● WORK REQUEST
In the listing below, every line with the word "Ascacio" needs to be copied.

◆ ◆ ◆

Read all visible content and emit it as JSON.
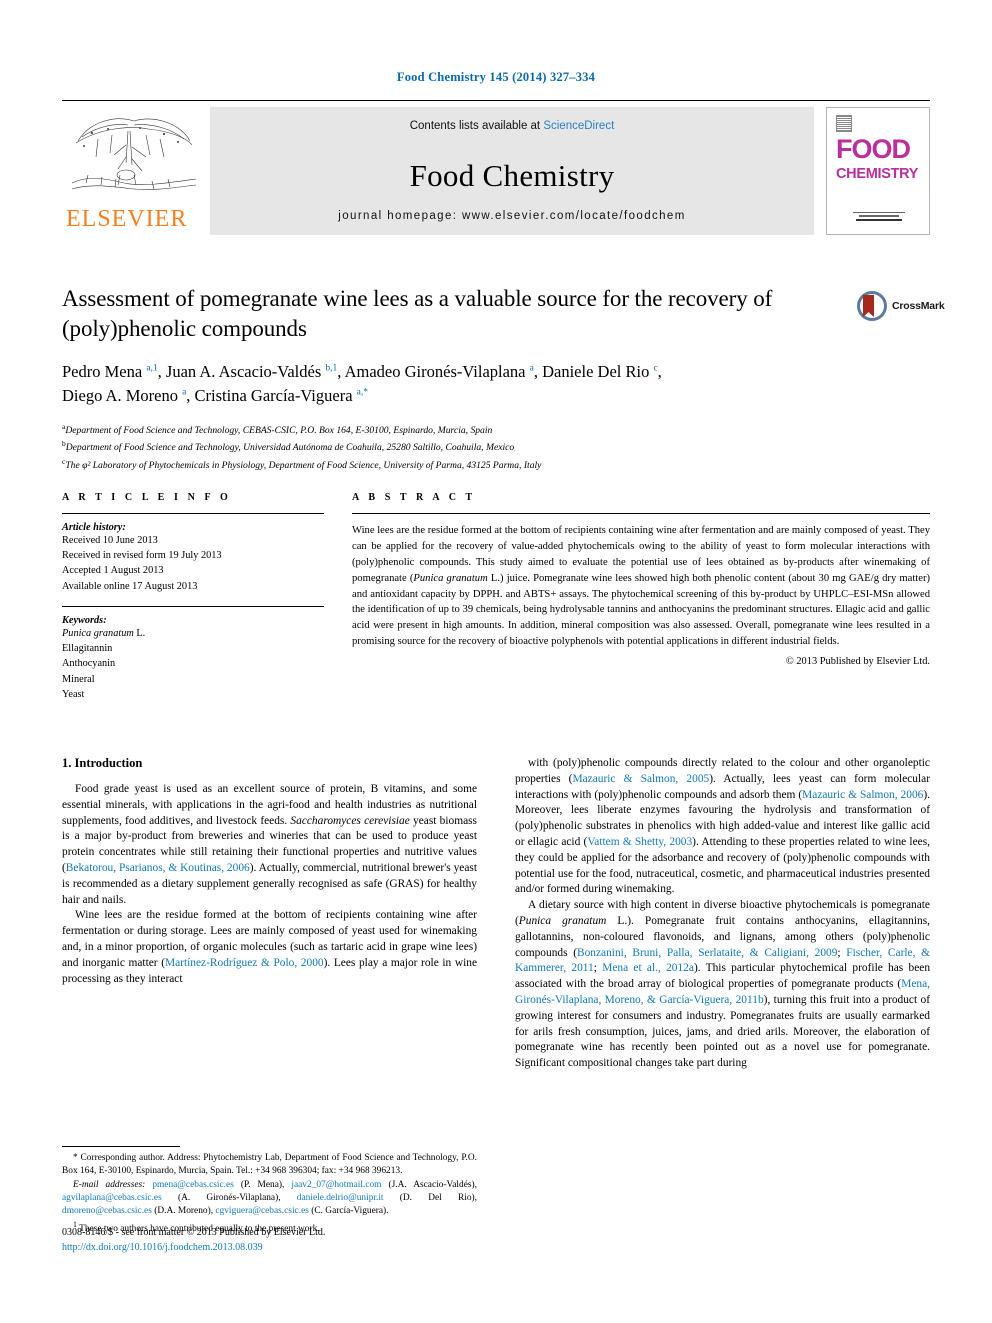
{
  "running_head": "Food Chemistry 145 (2014) 327–334",
  "masthead": {
    "contents_prefix": "Contents lists available at ",
    "sciencedirect": "ScienceDirect",
    "journal_title": "Food Chemistry",
    "homepage": "journal homepage: www.elsevier.com/locate/foodchem",
    "publisher_logo_text": "ELSEVIER",
    "cover": {
      "line1": "FOOD",
      "line2": "CHEMISTRY"
    }
  },
  "article": {
    "title": "Assessment of pomegranate wine lees as a valuable source for the recovery of (poly)phenolic compounds",
    "authors_line1_parts": [
      {
        "t": "Pedro Mena "
      },
      {
        "sup": "a,1"
      },
      {
        "t": ", Juan A. Ascacio-Valdés "
      },
      {
        "sup": "b,1"
      },
      {
        "t": ", Amadeo Gironés-Vilaplana "
      },
      {
        "sup": "a"
      },
      {
        "t": ", Daniele Del Rio "
      },
      {
        "sup": "c"
      },
      {
        "t": ","
      }
    ],
    "authors_line2_parts": [
      {
        "t": "Diego A. Moreno "
      },
      {
        "sup": "a"
      },
      {
        "t": ", Cristina García-Viguera "
      },
      {
        "sup": "a,*"
      }
    ],
    "affiliations": [
      {
        "marker": "a",
        "text": "Department of Food Science and Technology, CEBAS-CSIC, P.O. Box 164, E-30100, Espinardo, Murcia, Spain"
      },
      {
        "marker": "b",
        "text": "Department of Food Science and Technology, Universidad Autónoma de Coahuila, 25280 Saltillo, Coahuila, Mexico"
      },
      {
        "marker": "c",
        "text": "The φ² Laboratory of Phytochemicals in Physiology, Department of Food Science, University of Parma, 43125 Parma, Italy"
      }
    ],
    "crossmark_label": "CrossMark"
  },
  "article_info": {
    "heading": "A R T I C L E   I N F O",
    "history_label": "Article history:",
    "history": [
      "Received 10 June 2013",
      "Received in revised form 19 July 2013",
      "Accepted 1 August 2013",
      "Available online 17 August 2013"
    ],
    "keywords_label": "Keywords:",
    "keywords": [
      "Punica granatum L.",
      "Ellagitannin",
      "Anthocyanin",
      "Mineral",
      "Yeast"
    ]
  },
  "abstract": {
    "heading": "A B S T R A C T",
    "text": "Wine lees are the residue formed at the bottom of recipients containing wine after fermentation and are mainly composed of yeast. They can be applied for the recovery of value-added phytochemicals owing to the ability of yeast to form molecular interactions with (poly)phenolic compounds. This study aimed to evaluate the potential use of lees obtained as by-products after winemaking of pomegranate (Punica granatum L.) juice. Pomegranate wine lees showed high both phenolic content (about 30 mg GAE/g dry matter) and antioxidant capacity by DPPH. and ABTS+ assays. The phytochemical screening of this by-product by UHPLC–ESI-MSn allowed the identification of up to 39 chemicals, being hydrolysable tannins and anthocyanins the predominant structures. Ellagic acid and gallic acid were present in high amounts. In addition, mineral composition was also assessed. Overall, pomegranate wine lees resulted in a promising source for the recovery of bioactive polyphenols with potential applications in different industrial fields.",
    "copyright": "© 2013 Published by Elsevier Ltd."
  },
  "introduction": {
    "heading": "1. Introduction",
    "left_paragraphs": [
      "Food grade yeast is used as an excellent source of protein, B vitamins, and some essential minerals, with applications in the agri-food and health industries as nutritional supplements, food additives, and livestock feeds. Saccharomyces cerevisiae yeast biomass is a major by-product from breweries and wineries that can be used to produce yeast protein concentrates while still retaining their functional properties and nutritive values (Bekatorou, Psarianos, & Koutinas, 2006). Actually, commercial, nutritional brewer's yeast is recommended as a dietary supplement generally recognised as safe (GRAS) for healthy hair and nails.",
      "Wine lees are the residue formed at the bottom of recipients containing wine after fermentation or during storage. Lees are mainly composed of yeast used for winemaking and, in a minor proportion, of organic molecules (such as tartaric acid in grape wine lees) and inorganic matter (Martínez-Rodríguez & Polo, 2000). Lees play a major role in wine processing as they interact"
    ],
    "right_paragraphs": [
      "with (poly)phenolic compounds directly related to the colour and other organoleptic properties (Mazauric & Salmon, 2005). Actually, lees yeast can form molecular interactions with (poly)phenolic compounds and adsorb them (Mazauric & Salmon, 2006). Moreover, lees liberate enzymes favouring the hydrolysis and transformation of (poly)phenolic substrates in phenolics with high added-value and interest like gallic acid or ellagic acid (Vattem & Shetty, 2003). Attending to these properties related to wine lees, they could be applied for the adsorbance and recovery of (poly)phenolic compounds with potential use for the food, nutraceutical, cosmetic, and pharmaceutical industries presented and/or formed during winemaking.",
      "A dietary source with high content in diverse bioactive phytochemicals is pomegranate (Punica granatum L.). Pomegranate fruit contains anthocyanins, ellagitannins, gallotannins, non-coloured flavonoids, and lignans, among others (poly)phenolic compounds (Bonzanini, Bruni, Palla, Serlataite, & Caligiani, 2009; Fischer, Carle, & Kammerer, 2011; Mena et al., 2012a). This particular phytochemical profile has been associated with the broad array of biological properties of pomegranate products (Mena, Gironés-Vilaplana, Moreno, & García-Viguera, 2011b), turning this fruit into a product of growing interest for consumers and industry. Pomegranates fruits are usually earmarked for arils fresh consumption, juices, jams, and dried arils. Moreover, the elaboration of pomegranate wine has recently been pointed out as a novel use for pomegranate. Significant compositional changes take part during"
    ]
  },
  "footnotes": {
    "corresponding": "* Corresponding author. Address: Phytochemistry Lab, Department of Food Science and Technology, P.O. Box 164, E-30100, Espinardo, Murcia, Spain. Tel.: +34 968 396304; fax: +34 968 396213.",
    "email_label": "E-mail addresses:",
    "emails": [
      {
        "addr": "pmena@cebas.csic.es",
        "who": "(P. Mena)"
      },
      {
        "addr": "jaav2_07@hotmail.com",
        "who": "(J.A. Ascacio-Valdés)"
      },
      {
        "addr": "agvilaplana@cebas.csic.es",
        "who": "(A. Gironés-Vilaplana)"
      },
      {
        "addr": "daniele.delrio@unipr.it",
        "who": "(D. Del Rio)"
      },
      {
        "addr": "dmoreno@cebas.csic.es",
        "who": "(D.A. Moreno)"
      },
      {
        "addr": "cgviguera@cebas.csic.es",
        "who": "(C. García-Viguera)"
      }
    ],
    "equal_contrib": "These two authors have contributed equally to the present work.",
    "equal_contrib_marker": "1"
  },
  "bottom": {
    "issn_line": "0308-8146/$ - see front matter © 2013 Published by Elsevier Ltd.",
    "doi": "http://dx.doi.org/10.1016/j.foodchem.2013.08.039"
  },
  "colors": {
    "link": "#1278b5",
    "running_head": "#0b6ba8",
    "elsevier_orange": "#f57f20",
    "cover_magenta": "#b7309b"
  }
}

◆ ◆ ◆

● RESULT BELOW
        "t": ", Juan A. Ascacio-Valdés "
        "who": "(J.A. Ascacio-Valdés)"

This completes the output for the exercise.